Everyone has had this experience or at least witnessed it happening. You’re exiting a store after a purchase and an alarm goes off all around you. Lights flash. People stare. You (or whoever it happens to) are embarrassed.
The store clerk failed to remove one of the security tags from an item you bought, stuck the item in the bag and sent you on your way. It was an innocent mistake. No one is mad. Normally. You simply return to the counter, they remove the tag and you’re on your way again. No harm. No foul.
But, for a split second, you’re embarrassed. It feels like people are thinking something about you that isn’t true.
“You stole something.” And yet you didn’t.
“You’re an idiot.“And yet you’re not.
Those alarms usually place us initially on the offensive. Even though you didn’t do anything wrong, you feel like everyone thinks you did.
Of course, sometimes people did steal something, which is why the systems exist in the first place. But, for you, because of an honest mistake, it became a nuisance.
Recently, Cheryl and I were out of town and witnessed this happen at a T. J. Maxx store. Yet, instead of obnoxious piercing noises and flashing lights, we heard a polite, easy to understand voice recording say:
“Excuse me, but we must have forgotten to remove a security tag from one of the items you purchased. Please return to the cashier’s desk and we will be happy to assist you.“
I loved it. The lady “caught” simply returned to the counter. She appeared to be surprised, but unalarmed. People seemed to laugh about it. No one seemed to be looking for a criminal. Instead they looked for an honest mistake.
It seemed to communicate…
“We are not assuming you did something wrong. We simply want to correct our error.”
Someone at T. J. Maxx has been thinking.

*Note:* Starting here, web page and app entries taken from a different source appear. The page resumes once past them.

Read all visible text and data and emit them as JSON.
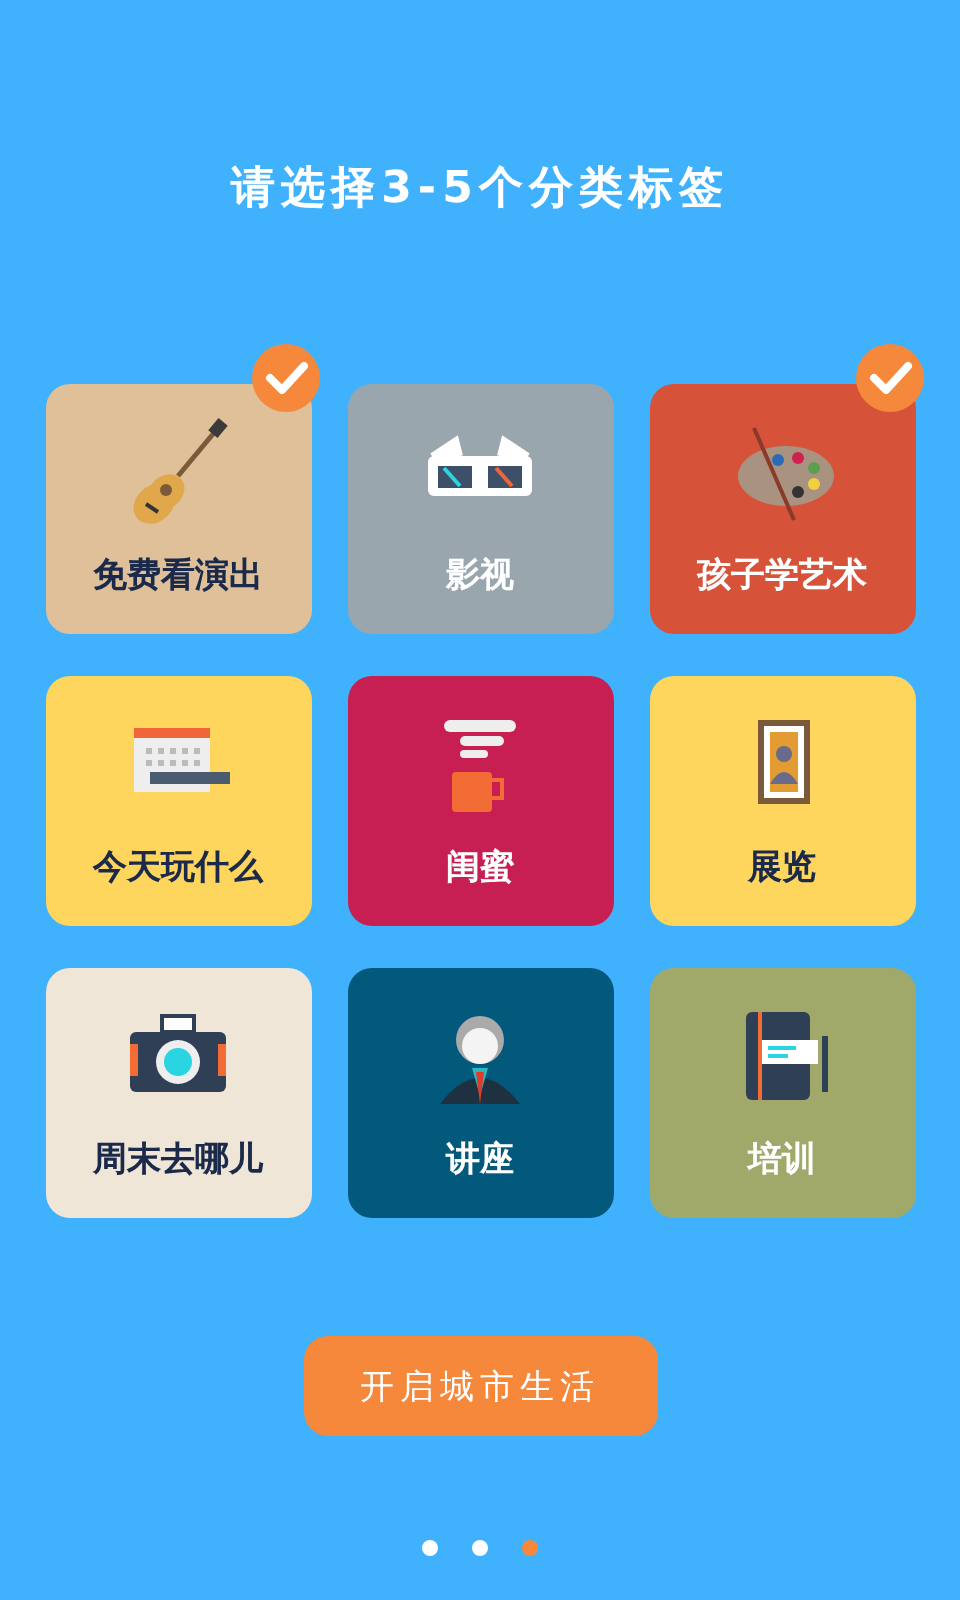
{
  "title": "请选择3-5个分类标签",
  "tiles": [
    {
      "label": "免费看演出",
      "color": "#dfc099",
      "selected": true
    },
    {
      "label": "影视",
      "color": "#9aa6ae",
      "selected": false
    },
    {
      "label": "孩子学艺术",
      "color": "#d65238",
      "selected": true
    },
    {
      "label": "今天玩什么",
      "color": "#fed55d",
      "selected": false
    },
    {
      "label": "闺蜜",
      "color": "#c71f52",
      "selected": false
    },
    {
      "label": "展览",
      "color": "#fed55d",
      "selected": false
    },
    {
      "label": "周末去哪儿",
      "color": "#efe6d8",
      "selected": false
    },
    {
      "label": "讲座",
      "color": "#02597b",
      "selected": false
    },
    {
      "label": "培训",
      "color": "#a0a96a",
      "selected": false
    }
  ],
  "start_button": "开启城市生活",
  "pages": [
    {
      "selected": false
    },
    {
      "selected": false
    },
    {
      "selected": true
    }
  ]
}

Most people who set off those alarms aren’t criminal in their actions. They are innocent people. T. J. Maxx is thinking for their paying customer. A relationship they want to keep and protect.
It was a great reminder to me of something I remind myself and our team frequently.

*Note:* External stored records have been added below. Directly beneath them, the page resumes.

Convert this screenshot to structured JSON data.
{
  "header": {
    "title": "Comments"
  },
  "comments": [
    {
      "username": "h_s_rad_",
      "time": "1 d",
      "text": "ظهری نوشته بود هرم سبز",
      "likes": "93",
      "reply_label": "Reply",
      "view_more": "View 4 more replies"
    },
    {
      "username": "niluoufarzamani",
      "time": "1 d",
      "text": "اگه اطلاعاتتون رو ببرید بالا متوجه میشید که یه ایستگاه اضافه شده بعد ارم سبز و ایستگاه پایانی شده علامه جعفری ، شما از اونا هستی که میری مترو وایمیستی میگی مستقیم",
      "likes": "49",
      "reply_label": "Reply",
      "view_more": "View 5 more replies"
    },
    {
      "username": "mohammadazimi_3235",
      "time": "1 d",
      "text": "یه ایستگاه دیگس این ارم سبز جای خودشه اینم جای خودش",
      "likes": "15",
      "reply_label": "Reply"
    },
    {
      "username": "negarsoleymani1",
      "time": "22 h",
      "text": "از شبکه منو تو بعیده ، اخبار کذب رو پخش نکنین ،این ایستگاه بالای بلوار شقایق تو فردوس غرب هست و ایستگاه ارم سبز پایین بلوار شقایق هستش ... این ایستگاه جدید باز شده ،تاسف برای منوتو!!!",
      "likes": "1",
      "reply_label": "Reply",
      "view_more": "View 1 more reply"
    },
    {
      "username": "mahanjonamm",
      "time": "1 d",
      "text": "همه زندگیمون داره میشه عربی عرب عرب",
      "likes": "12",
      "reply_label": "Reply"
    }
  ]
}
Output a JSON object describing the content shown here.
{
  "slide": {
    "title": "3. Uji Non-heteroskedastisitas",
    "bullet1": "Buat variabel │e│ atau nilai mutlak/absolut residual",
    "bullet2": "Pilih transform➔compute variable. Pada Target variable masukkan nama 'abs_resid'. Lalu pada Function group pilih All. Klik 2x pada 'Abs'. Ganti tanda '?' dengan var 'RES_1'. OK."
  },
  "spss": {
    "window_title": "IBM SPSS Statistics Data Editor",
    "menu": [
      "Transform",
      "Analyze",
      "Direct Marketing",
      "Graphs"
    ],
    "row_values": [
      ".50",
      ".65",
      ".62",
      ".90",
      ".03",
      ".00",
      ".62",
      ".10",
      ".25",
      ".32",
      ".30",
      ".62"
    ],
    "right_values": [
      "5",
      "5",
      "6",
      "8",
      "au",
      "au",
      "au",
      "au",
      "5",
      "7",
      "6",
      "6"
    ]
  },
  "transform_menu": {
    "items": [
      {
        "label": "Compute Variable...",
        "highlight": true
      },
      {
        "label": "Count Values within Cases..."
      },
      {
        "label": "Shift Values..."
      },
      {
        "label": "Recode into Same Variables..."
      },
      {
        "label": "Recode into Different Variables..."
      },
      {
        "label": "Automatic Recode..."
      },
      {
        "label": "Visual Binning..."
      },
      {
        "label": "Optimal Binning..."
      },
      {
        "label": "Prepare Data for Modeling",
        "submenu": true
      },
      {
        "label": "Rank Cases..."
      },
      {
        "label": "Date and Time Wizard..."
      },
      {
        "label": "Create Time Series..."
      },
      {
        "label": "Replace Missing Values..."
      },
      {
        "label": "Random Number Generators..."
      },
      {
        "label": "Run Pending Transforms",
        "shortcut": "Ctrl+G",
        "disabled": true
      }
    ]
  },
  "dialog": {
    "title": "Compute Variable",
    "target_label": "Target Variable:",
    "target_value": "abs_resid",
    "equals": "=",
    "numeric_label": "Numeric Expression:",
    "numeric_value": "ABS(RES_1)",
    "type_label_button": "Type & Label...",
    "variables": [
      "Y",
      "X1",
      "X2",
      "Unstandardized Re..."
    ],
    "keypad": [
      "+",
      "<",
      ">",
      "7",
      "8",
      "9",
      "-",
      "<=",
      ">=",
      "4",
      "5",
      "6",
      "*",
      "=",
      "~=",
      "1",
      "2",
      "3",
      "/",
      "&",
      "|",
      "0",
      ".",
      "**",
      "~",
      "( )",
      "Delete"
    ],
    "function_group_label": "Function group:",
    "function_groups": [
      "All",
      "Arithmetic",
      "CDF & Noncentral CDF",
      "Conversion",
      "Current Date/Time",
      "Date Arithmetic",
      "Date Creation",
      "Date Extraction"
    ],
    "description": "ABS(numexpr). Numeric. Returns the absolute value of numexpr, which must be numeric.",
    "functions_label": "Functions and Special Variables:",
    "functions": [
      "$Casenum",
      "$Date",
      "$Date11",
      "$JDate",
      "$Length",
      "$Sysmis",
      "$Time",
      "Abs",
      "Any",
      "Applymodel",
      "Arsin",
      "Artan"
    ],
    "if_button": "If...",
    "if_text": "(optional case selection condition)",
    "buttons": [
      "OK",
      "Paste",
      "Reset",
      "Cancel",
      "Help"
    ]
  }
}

The way you approach an issue of concern often determines how it is received.
Do you have an issue to address with someone that could prove to be uncomfortable?
Consider these suggestions:

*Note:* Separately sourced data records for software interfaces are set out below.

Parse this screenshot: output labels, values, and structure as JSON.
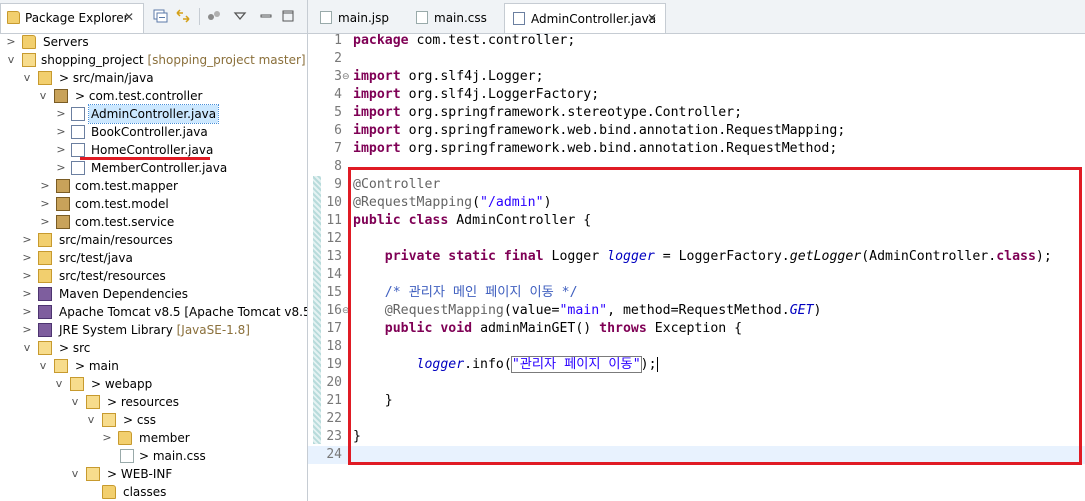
{
  "package_explorer": {
    "tab_label": "Package Explorer",
    "close_glyph": "✕",
    "toolbar_icons": [
      "collapse-all-icon",
      "link-with-editor-icon",
      "filter-icon",
      "view-menu-icon",
      "minimize-icon",
      "maximize-icon"
    ],
    "tree": [
      {
        "label": "Servers",
        "twisty": ">",
        "icon": "folder-icon"
      },
      {
        "label": "shopping_project",
        "suffix": " [shopping_project master]",
        "twisty": "v",
        "icon": "project-icon"
      },
      {
        "label": "> src/main/java",
        "twisty": "v",
        "icon": "source-folder-icon"
      },
      {
        "label": "> com.test.controller",
        "twisty": "v",
        "icon": "package-icon"
      },
      {
        "label": "AdminController.java",
        "twisty": ">",
        "icon": "java-file-icon"
      },
      {
        "label": "BookController.java",
        "twisty": ">",
        "icon": "java-file-icon"
      },
      {
        "label": "HomeController.java",
        "twisty": ">",
        "icon": "java-file-icon"
      },
      {
        "label": "MemberController.java",
        "twisty": ">",
        "icon": "java-file-icon"
      },
      {
        "label": "com.test.mapper",
        "twisty": ">",
        "icon": "package-icon"
      },
      {
        "label": "com.test.model",
        "twisty": ">",
        "icon": "package-icon"
      },
      {
        "label": "com.test.service",
        "twisty": ">",
        "icon": "package-icon"
      },
      {
        "label": "src/main/resources",
        "twisty": ">",
        "icon": "source-folder-icon"
      },
      {
        "label": "src/test/java",
        "twisty": ">",
        "icon": "source-folder-icon"
      },
      {
        "label": "src/test/resources",
        "twisty": ">",
        "icon": "source-folder-icon"
      },
      {
        "label": "Maven Dependencies",
        "twisty": ">",
        "icon": "library-icon"
      },
      {
        "label": "Apache Tomcat v8.5 [Apache Tomcat v8.5]",
        "twisty": ">",
        "icon": "library-icon"
      },
      {
        "label": "JRE System Library",
        "suffix": " [JavaSE-1.8]",
        "twisty": ">",
        "icon": "library-icon"
      },
      {
        "label": "> src",
        "twisty": "v",
        "icon": "folder-icon"
      },
      {
        "label": "> main",
        "twisty": "v",
        "icon": "folder-icon"
      },
      {
        "label": "> webapp",
        "twisty": "v",
        "icon": "folder-icon"
      },
      {
        "label": "> resources",
        "twisty": "v",
        "icon": "folder-icon"
      },
      {
        "label": "> css",
        "twisty": "v",
        "icon": "folder-icon"
      },
      {
        "label": "member",
        "twisty": ">",
        "icon": "folder-icon"
      },
      {
        "label": "> main.css",
        "twisty": "",
        "icon": "css-file-icon"
      },
      {
        "label": "> WEB-INF",
        "twisty": "v",
        "icon": "folder-icon"
      },
      {
        "label": "classes",
        "twisty": "",
        "icon": "folder-icon"
      }
    ]
  },
  "editor": {
    "tabs": [
      {
        "label": "main.jsp",
        "active": false
      },
      {
        "label": "main.css",
        "active": false
      },
      {
        "label": "AdminController.java",
        "active": true
      }
    ],
    "close_glyph": "✕",
    "line_numbers": [
      "1",
      "2",
      "3",
      "4",
      "5",
      "6",
      "7",
      "8",
      "9",
      "10",
      "11",
      "12",
      "13",
      "14",
      "15",
      "16",
      "17",
      "18",
      "19",
      "20",
      "21",
      "22",
      "23",
      "24"
    ],
    "code": {
      "l1": {
        "kw": "package",
        "rest": " com.test.controller;"
      },
      "l3": {
        "kw": "import",
        "rest": " org.slf4j.Logger;"
      },
      "l4": {
        "kw": "import",
        "rest": " org.slf4j.LoggerFactory;"
      },
      "l5": {
        "kw": "import",
        "rest": " org.springframework.stereotype.Controller;"
      },
      "l6": {
        "kw": "import",
        "rest": " org.springframework.web.bind.annotation.RequestMapping;"
      },
      "l7": {
        "kw": "import",
        "rest": " org.springframework.web.bind.annotation.RequestMethod;"
      },
      "l9": {
        "an": "@Controller"
      },
      "l10": {
        "an": "@RequestMapping",
        "p1": "(",
        "str": "\"/admin\"",
        "p2": ")"
      },
      "l11": {
        "kw1": "public",
        "kw2": "class",
        "rest": " AdminController {"
      },
      "l13": {
        "kw1": "private",
        "kw2": "static",
        "kw3": "final",
        "t1": " Logger ",
        "field": "logger",
        "t2": " = LoggerFactory.",
        "m": "getLogger",
        "t3": "(AdminController.",
        "kw4": "class",
        "t4": ");"
      },
      "l15": {
        "cm": "/* 관리자 메인 페이지 이동 */"
      },
      "l16": {
        "an": "@RequestMapping",
        "t1": "(value=",
        "str": "\"main\"",
        "t2": ", method=RequestMethod.",
        "fi": "GET",
        "t3": ")"
      },
      "l17": {
        "kw1": "public",
        "kw2": "void",
        "t1": " adminMainGET() ",
        "kw3": "throws",
        "t2": " Exception {"
      },
      "l19": {
        "field": "logger",
        "t1": ".info(",
        "str": "\"관리자 페이지 이동\"",
        "t2": ");"
      },
      "l21": {
        "t": "}"
      },
      "l23": {
        "t": "}"
      }
    }
  },
  "colors": {
    "keyword": "#7f0055",
    "annotation": "#646464",
    "string": "#2a00ff",
    "field": "#0000c0",
    "comment": "#3f5fbf",
    "highlight_box": "#e01b24"
  }
}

If the relationship is valuable enough to keep and protect…
Write it down and consider how it sounds initially. Put your response to the issue in print…for only your eyes to see at this point. Does it sound unsensensitive or alarming? Would it immediately put you on the defensive? If so, consider rewording to a softer, kinder approach.
Practice how you will say it. Pay special attention to your tone and body language. You can be truthful…and you should be…without being degrading and accusatory. Practice grace and truth.
Prayerfully address the situation. Pray to change your heart towards the issue first. Pray for your approach…perhaps even more than you pray for their response.
Because, your approach will often determine their response.
Thanks T. J. Maxx for the inspiration.